President Obama extended Wednesday a wider range of benefits to the same-sex partners of eligible federal workers, including access to medical treatment, relocation assistance, credit unions and fitness centers.
The move goes beyond a memo Obama signed last June, which permitted same-sex partners to use the government's long-term-care insurance and other fringe benefits. The Office of Personnel Management said Tuesday that same-sex partners will become eligible for such insurance next month.
Obama also ordered federal agencies last year to identify other benefits that could be offered to same-sex partners. A review by the Office of Personnel Management and Justice Department determined that at least some agencies could also permit credit union and gym memberships and access to counseling services, adoption counseling, and agency events or outings.

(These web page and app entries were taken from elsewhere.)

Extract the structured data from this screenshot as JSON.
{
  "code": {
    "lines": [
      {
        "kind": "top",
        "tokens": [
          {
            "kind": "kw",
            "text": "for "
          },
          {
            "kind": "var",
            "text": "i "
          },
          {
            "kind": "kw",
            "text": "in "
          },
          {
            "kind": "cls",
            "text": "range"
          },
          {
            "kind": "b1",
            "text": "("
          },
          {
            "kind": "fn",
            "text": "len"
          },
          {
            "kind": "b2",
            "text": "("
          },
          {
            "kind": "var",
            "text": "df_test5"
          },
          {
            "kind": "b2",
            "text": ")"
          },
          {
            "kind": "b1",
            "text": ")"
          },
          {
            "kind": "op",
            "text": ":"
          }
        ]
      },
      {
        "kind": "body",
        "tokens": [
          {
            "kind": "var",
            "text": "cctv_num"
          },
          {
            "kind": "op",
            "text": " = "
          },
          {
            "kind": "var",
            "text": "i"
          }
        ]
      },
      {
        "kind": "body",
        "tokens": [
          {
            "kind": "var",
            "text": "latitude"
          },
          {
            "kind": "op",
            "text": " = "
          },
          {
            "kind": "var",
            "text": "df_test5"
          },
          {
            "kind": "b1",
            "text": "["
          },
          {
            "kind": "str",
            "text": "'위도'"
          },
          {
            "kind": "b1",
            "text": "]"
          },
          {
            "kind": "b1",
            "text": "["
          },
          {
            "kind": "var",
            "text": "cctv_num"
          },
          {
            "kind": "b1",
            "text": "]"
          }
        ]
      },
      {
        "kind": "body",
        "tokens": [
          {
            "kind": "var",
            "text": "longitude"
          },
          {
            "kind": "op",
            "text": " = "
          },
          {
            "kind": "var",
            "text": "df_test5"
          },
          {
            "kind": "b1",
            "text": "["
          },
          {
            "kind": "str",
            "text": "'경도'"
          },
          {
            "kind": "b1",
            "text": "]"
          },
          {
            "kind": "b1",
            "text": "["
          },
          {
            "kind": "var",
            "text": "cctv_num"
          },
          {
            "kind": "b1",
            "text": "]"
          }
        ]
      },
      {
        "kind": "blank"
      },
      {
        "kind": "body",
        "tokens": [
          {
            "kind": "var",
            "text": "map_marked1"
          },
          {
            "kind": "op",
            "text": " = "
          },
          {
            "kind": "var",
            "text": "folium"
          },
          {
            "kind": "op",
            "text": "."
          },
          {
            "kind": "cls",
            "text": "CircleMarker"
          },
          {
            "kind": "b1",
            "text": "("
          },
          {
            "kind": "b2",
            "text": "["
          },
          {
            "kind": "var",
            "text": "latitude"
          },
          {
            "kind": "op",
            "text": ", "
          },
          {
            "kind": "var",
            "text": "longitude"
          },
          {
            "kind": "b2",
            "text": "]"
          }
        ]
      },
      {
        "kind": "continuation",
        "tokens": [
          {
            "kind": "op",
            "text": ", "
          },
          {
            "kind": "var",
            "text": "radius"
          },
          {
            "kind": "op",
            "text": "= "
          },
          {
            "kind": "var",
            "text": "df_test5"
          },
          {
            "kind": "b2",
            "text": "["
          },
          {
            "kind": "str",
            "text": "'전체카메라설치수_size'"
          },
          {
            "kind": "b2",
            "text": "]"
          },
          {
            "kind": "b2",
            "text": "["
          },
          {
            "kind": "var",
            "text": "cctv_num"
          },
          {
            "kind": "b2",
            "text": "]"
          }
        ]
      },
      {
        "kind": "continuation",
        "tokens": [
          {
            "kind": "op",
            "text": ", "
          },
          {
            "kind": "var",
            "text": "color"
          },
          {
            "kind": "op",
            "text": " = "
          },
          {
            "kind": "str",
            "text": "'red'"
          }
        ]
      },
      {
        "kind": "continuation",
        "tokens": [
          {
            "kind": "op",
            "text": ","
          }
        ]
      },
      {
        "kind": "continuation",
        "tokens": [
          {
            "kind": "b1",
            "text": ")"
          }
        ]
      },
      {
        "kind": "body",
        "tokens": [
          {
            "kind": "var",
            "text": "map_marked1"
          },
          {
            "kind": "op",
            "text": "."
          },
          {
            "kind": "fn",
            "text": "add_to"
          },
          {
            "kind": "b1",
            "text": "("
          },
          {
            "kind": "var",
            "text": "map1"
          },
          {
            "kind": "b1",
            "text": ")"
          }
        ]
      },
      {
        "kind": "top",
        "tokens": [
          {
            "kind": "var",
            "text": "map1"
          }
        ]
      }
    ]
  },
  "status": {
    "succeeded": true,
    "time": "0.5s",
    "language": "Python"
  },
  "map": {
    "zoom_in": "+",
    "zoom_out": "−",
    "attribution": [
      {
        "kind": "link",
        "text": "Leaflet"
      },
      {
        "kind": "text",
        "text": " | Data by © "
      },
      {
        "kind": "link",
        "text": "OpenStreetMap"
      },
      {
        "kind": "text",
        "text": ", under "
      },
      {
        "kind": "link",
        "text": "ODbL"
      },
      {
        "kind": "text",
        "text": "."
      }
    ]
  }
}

A limited number of intelligence and financial regulatory agencies, Obama's memo said, will be able to provide reimbursements for health-insurance premiums, dental and vision insurance, business travel accident insurance and tax reimbursements for gym memberships, physical exams and homeowners' insurance.

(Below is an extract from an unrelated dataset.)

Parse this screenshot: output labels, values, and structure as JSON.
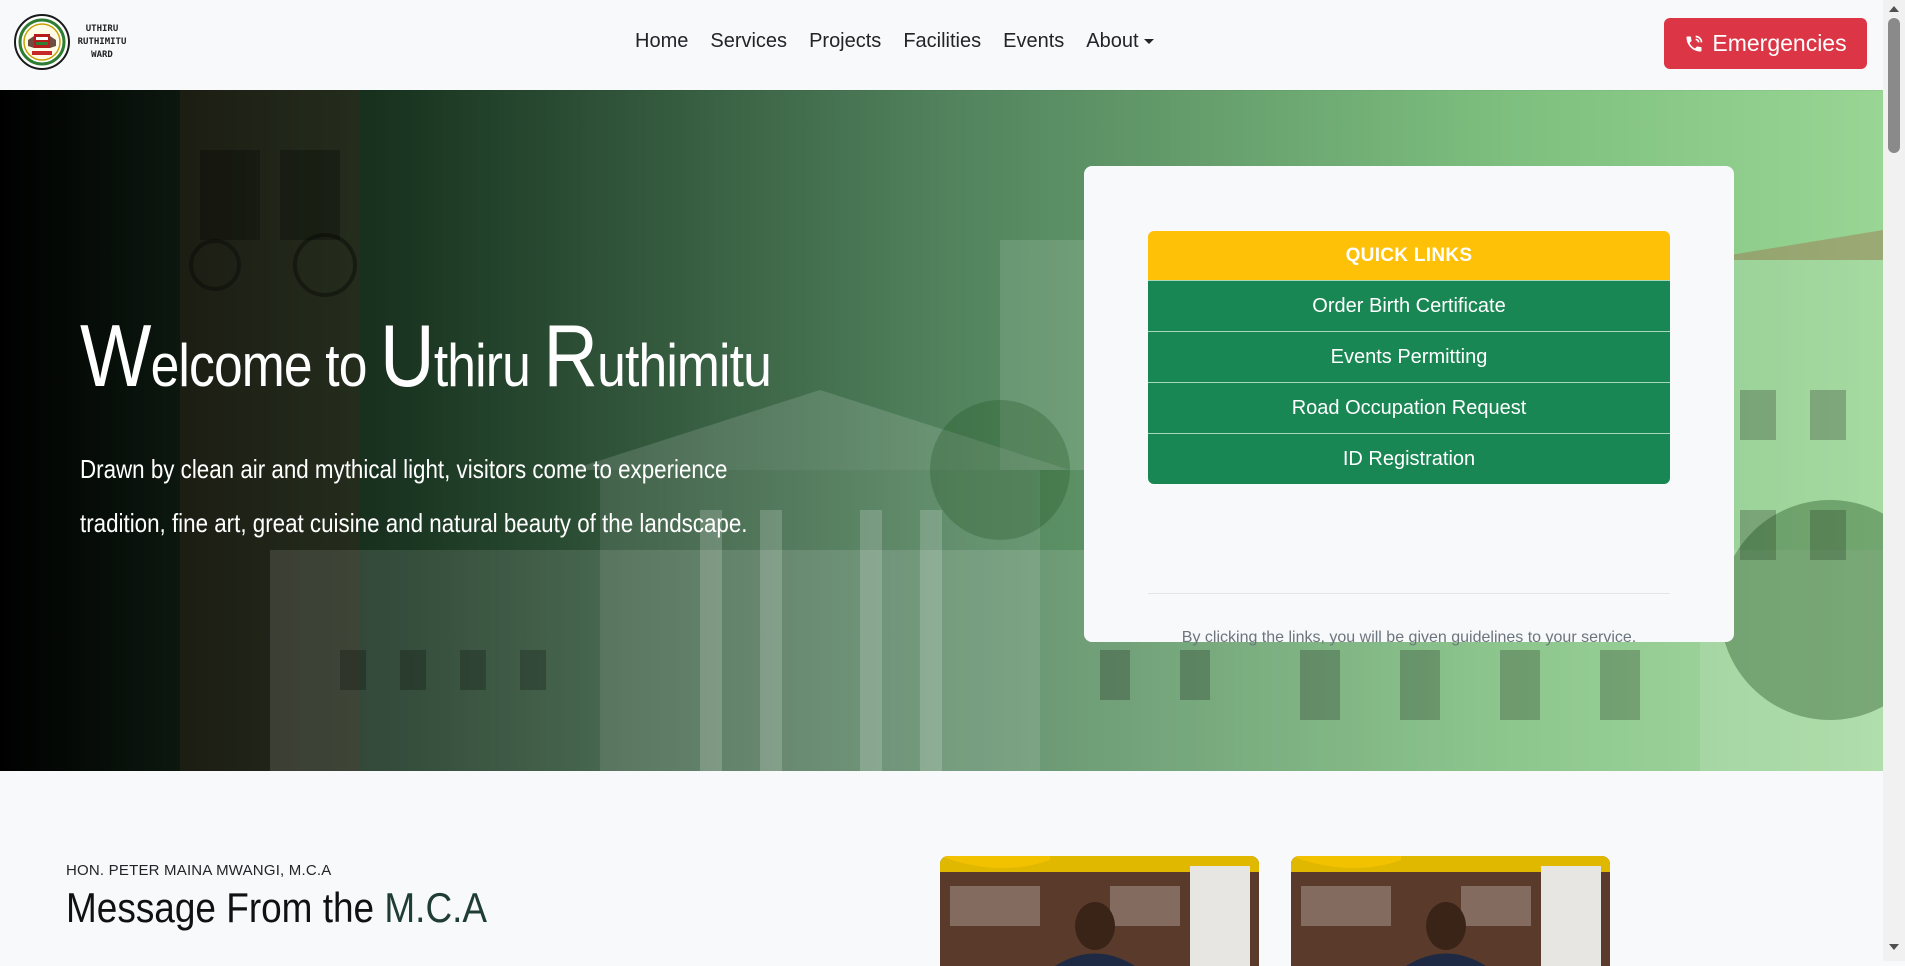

These benefits do not cover uniformed members of the military. Last week, the House voted to repeal the military's "don't ask, don't tell" policy, which bans gays and lesbians from openly serving in uniform, and the Senate is scheduled to vote on a repeal in the coming weeks. If a repeal is included in the final version of the annual defense spending bill, the Pentagon would take steps next year to address the treatment of gay and lesbian service members.
Though Obama has extended a greater number of benefits to gay federal workers than any of his predecessors, he is prevented by federal law from providing full benefits to same-sex partners. To that end, he reiterated support for House and Senate legislation that would grant all federal benefits to same-sex partners.